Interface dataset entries
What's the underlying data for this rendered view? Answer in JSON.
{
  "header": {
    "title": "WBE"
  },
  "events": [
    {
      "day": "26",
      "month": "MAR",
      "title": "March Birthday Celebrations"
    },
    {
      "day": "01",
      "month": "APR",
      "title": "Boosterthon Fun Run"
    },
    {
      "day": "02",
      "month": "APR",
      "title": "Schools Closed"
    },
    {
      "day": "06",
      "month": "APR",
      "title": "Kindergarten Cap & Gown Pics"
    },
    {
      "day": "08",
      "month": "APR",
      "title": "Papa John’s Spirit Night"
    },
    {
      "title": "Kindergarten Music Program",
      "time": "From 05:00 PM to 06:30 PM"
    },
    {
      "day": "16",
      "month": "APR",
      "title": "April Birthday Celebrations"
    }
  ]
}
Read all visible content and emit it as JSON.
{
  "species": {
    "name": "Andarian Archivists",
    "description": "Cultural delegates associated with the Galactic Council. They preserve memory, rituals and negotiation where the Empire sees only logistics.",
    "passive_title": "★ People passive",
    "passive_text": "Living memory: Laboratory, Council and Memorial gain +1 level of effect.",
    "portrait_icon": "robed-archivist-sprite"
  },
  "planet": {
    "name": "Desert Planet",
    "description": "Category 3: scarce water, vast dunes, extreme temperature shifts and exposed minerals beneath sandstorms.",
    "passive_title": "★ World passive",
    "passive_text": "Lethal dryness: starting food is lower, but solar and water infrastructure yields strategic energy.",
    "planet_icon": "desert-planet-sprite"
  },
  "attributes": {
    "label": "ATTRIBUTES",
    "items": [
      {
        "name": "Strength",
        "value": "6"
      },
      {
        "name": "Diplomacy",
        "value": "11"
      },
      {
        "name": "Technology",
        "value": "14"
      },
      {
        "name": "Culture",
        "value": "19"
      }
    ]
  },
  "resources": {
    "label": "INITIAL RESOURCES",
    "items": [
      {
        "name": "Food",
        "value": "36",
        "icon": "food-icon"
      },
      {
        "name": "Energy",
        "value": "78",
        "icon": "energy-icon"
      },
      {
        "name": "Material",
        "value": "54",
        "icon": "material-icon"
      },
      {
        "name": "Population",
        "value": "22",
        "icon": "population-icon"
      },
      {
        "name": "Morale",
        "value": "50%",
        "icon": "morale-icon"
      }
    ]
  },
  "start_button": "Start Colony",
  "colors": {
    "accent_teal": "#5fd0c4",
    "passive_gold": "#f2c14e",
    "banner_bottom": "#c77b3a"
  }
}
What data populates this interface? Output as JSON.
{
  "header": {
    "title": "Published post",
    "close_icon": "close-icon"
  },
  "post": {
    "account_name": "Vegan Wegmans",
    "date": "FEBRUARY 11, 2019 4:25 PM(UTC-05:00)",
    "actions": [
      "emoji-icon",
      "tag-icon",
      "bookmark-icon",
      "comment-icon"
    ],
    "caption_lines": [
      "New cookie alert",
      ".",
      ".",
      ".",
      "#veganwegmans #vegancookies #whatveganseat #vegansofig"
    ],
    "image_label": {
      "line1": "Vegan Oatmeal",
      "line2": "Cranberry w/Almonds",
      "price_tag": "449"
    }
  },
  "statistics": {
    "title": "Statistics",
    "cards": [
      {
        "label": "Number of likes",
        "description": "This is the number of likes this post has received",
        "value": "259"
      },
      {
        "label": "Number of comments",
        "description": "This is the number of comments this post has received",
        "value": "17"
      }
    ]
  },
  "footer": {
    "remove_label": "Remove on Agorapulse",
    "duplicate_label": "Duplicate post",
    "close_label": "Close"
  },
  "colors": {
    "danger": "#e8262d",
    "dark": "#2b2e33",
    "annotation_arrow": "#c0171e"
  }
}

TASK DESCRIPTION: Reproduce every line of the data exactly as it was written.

RESPONSE FOR THIS EXERCISE:
What's the underlying data for this rendered view? Answer in JSON.
{
  "header": {
    "title": "WBE"
  },
  "events": [
    {
      "day": "26",
      "month": "MAR",
      "title": "March Birthday Celebrations"
    },
    {
      "day": "01",
      "month": "APR",
      "title": "Boosterthon Fun Run"
    },
    {
      "day": "02",
      "month": "APR",
      "title": "Schools Closed"
    },
    {
      "day": "06",
      "month": "APR",
      "title": "Kindergarten Cap & Gown Pics"
    },
    {
      "day": "08",
      "month": "APR",
      "title": "Papa John’s Spirit Night"
    },
    {
      "title": "Kindergarten Music Program",
      "time": "From 05:00 PM to 06:30 PM"
    },
    {
      "day": "16",
      "month": "APR",
      "title": "April Birthday Celebrations"
    }
  ]
}
Read all visible content and emit it as JSON.
{
  "species": {
    "name": "Andarian Archivists",
    "description": "Cultural delegates associated with the Galactic Council. They preserve memory, rituals and negotiation where the Empire sees only logistics.",
    "passive_title": "★ People passive",
    "passive_text": "Living memory: Laboratory, Council and Memorial gain +1 level of effect.",
    "portrait_icon": "robed-archivist-sprite"
  },
  "planet": {
    "name": "Desert Planet",
    "description": "Category 3: scarce water, vast dunes, extreme temperature shifts and exposed minerals beneath sandstorms.",
    "passive_title": "★ World passive",
    "passive_text": "Lethal dryness: starting food is lower, but solar and water infrastructure yields strategic energy.",
    "planet_icon": "desert-planet-sprite"
  },
  "attributes": {
    "label": "ATTRIBUTES",
    "items": [
      {
        "name": "Strength",
        "value": "6"
      },
      {
        "name": "Diplomacy",
        "value": "11"
      },
      {
        "name": "Technology",
        "value": "14"
      },
      {
        "name": "Culture",
        "value": "19"
      }
    ]
  },
  "resources": {
    "label": "INITIAL RESOURCES",
    "items": [
      {
        "name": "Food",
        "value": "36",
        "icon": "food-icon"
      },
      {
        "name": "Energy",
        "value": "78",
        "icon": "energy-icon"
      },
      {
        "name": "Material",
        "value": "54",
        "icon": "material-icon"
      },
      {
        "name": "Population",
        "value": "22",
        "icon": "population-icon"
      },
      {
        "name": "Morale",
        "value": "50%",
        "icon": "morale-icon"
      }
    ]
  },
  "start_button": "Start Colony",
  "colors": {
    "accent_teal": "#5fd0c4",
    "passive_gold": "#f2c14e",
    "banner_bottom": "#c77b3a"
  }
}
What data populates this interface? Output as JSON.
{
  "header": {
    "title": "Published post",
    "close_icon": "close-icon"
  },
  "post": {
    "account_name": "Vegan Wegmans",
    "date": "FEBRUARY 11, 2019 4:25 PM(UTC-05:00)",
    "actions": [
      "emoji-icon",
      "tag-icon",
      "bookmark-icon",
      "comment-icon"
    ],
    "caption_lines": [
      "New cookie alert",
      ".",
      ".",
      ".",
      "#veganwegmans #vegancookies #whatveganseat #vegansofig"
    ],
    "image_label": {
      "line1": "Vegan Oatmeal",
      "line2": "Cranberry w/Almonds",
      "price_tag": "449"
    }
  },
  "statistics": {
    "title": "Statistics",
    "cards": [
      {
        "label": "Number of likes",
        "description": "This is the number of likes this post has received",
        "value": "259"
      },
      {
        "label": "Number of comments",
        "description": "This is the number of comments this post has received",
        "value": "17"
      }
    ]
  },
  "footer": {
    "remove_label": "Remove on Agorapulse",
    "duplicate_label": "Duplicate post",
    "close_label": "Close"
  },
  "colors": {
    "danger": "#e8262d",
    "dark": "#2b2e33",
    "annotation_arrow": "#c0171e"
  }
}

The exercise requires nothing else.